At the beginning of the pandemic, the ACR issued a statement that CT did not have a role in screening COVID-19 patients; instead, the ACR said CT should be used sparingly and only for symptomatic, hospitalized patients with specific clinical indications.
Atrium Health deployed POCUS devices in more than 30 locations throughout the health system, including in COVID-19 testing centers, emergency departments, intensive care units, and Atrium Health’s Sanger Heart and Vascular Institute.
“Lung ultrasound has been shown effective in detecting pulmonary involvement and avoiding cross-contamination in suspected COVID-19 patients,” Dr Shrestha says. “While we started in the emergency departments … and ICUs, we are now expanding to anesthesia and cardiology. We can leverage these devices to triage; they are easy to clean as opposed to sending the patient into the CT scanner or getting a chest X-ray. It doesn’t replace CT or chest X-ray, but it is an amazing triage tool.”
The pandemic is renewing interest in the concept of virtual or “at-home” hospitals. In the midst of the Spring surge in COVID-19 patients, WellSpan developed its own hospital-at-home model so that less severely ill patients could be monitored remotely to free up beds for COVID-19 patients and others who require in-hospital care.

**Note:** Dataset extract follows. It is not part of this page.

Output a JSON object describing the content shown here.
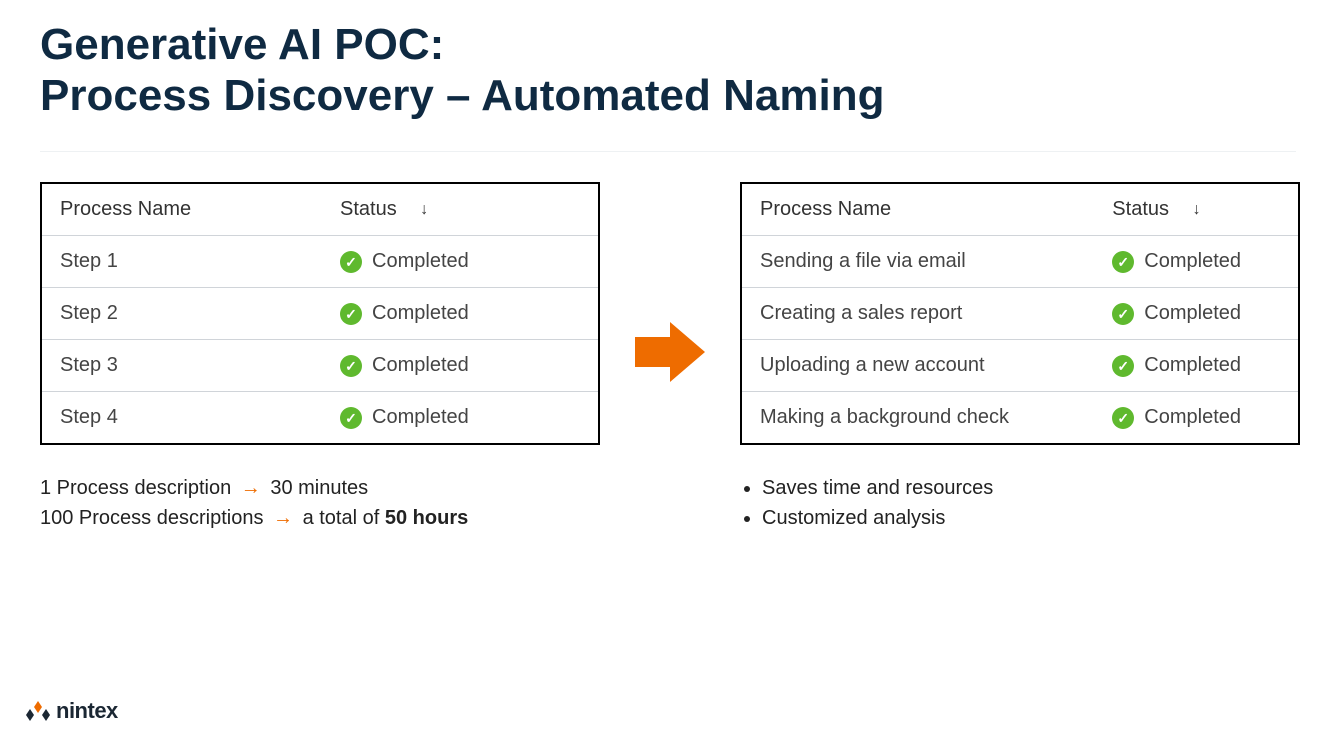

“There is a whole cadre of patients who can be easily treated at home, but we have to make sure they are treated well and with whatever technologic needs that are required,” Dr Steiner says, noting that its model leverages mobile chest radiography and ultrasound. “You don’t necessarily need to follow chronic heart failure or deep vein thrombosis patients in the hospital.”
Meanwhile, a virtual hospital developed by Atrium Health was critical for handling the increase in bed capacity and for keeping COVID-19 patients out of the ED and the hospital.
According to Dr Shrestha, centralized urgent care video visits increased 16-fold, from 23 each day to 386 during the peak of the first wave of COVID-19. Adding in all service lines, the peak number of video visits reached 1,800 per day, a 7,500 percent increase, not including virtual check-ins and phone visits.
“We built this COVID-19 Virtual Hospital with virtual entry points through COVID testing and referrals from all Atrium locations,” Dr Shrestha explains. “Over 1,500 patients have received care in the virtual hospital since its opening on March 24. To support the patients in their home environments, a 24/7 digital symptom monitoring application was implemented.”
The virtual hospital is divided into two floors, the first for observational care of patients with limited symptoms, and the second for in-patient level care that doesn’t require the advanced resources of intensive care units. Second-floor patients receive remote vital sign monitoring as well as in-person visits from paramedicine or nursing staff.
Although the virtual or at-home hospital concept may not have an immediate application their specialty, radiologists should remain open-minded, says Dr McGinty.
“I’d like to see us critically evaluate our whole healthcare delivery system,” she says. “Providers have been able to deliver care safely at home for many people. We need to create the right incentives for innovation that start with what makes people better, rather than with some of the embedded traditions, biases, and reimbursement patterns that may have impeded us from really thinking more creatively.”
The ACR continues to strive for more patient-radiologist interaction, lobby against further reductions in imaging study reimbursement, and support research. New care models will likely emerge, with telehealth and point-of-care mobile imaging taking on heightened importance.
Dr McGinty would like to see an increased emphasis on research funding, noting a proposed 7 percent cut to the National Institutes of Health 2021 budget and a 6 percent cut to the National Science Foundation’s budget.
“This is a time when we really need to be learning for the future,” she adds.
Massat MB. Radiology Is Evolving in the Midst of the COVID-19 Pandemic. Appl Radiol. 2020;49(6):42-45.